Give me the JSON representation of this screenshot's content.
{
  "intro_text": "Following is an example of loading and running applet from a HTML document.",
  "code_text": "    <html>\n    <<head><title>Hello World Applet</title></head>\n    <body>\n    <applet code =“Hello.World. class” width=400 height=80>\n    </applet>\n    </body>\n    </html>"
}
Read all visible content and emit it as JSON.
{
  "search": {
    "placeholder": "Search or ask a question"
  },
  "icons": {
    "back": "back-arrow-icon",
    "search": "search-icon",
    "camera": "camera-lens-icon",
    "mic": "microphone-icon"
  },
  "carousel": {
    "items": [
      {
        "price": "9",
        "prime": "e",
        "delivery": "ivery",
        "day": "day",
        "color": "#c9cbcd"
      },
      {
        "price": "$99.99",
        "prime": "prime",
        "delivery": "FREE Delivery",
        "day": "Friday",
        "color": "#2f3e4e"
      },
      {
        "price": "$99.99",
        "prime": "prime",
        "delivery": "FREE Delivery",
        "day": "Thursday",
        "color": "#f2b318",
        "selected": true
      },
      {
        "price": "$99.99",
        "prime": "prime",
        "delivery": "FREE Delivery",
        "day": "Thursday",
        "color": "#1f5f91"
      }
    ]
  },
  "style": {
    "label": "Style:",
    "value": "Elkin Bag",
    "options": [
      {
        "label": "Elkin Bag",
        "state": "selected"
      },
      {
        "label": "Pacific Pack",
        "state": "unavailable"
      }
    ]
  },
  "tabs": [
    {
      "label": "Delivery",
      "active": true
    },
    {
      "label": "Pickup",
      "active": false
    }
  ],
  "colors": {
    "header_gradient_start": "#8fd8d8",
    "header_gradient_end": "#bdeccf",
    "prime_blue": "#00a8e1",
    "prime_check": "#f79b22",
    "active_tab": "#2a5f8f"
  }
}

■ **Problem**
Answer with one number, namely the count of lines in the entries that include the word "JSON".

■ **Answer to this problem**
2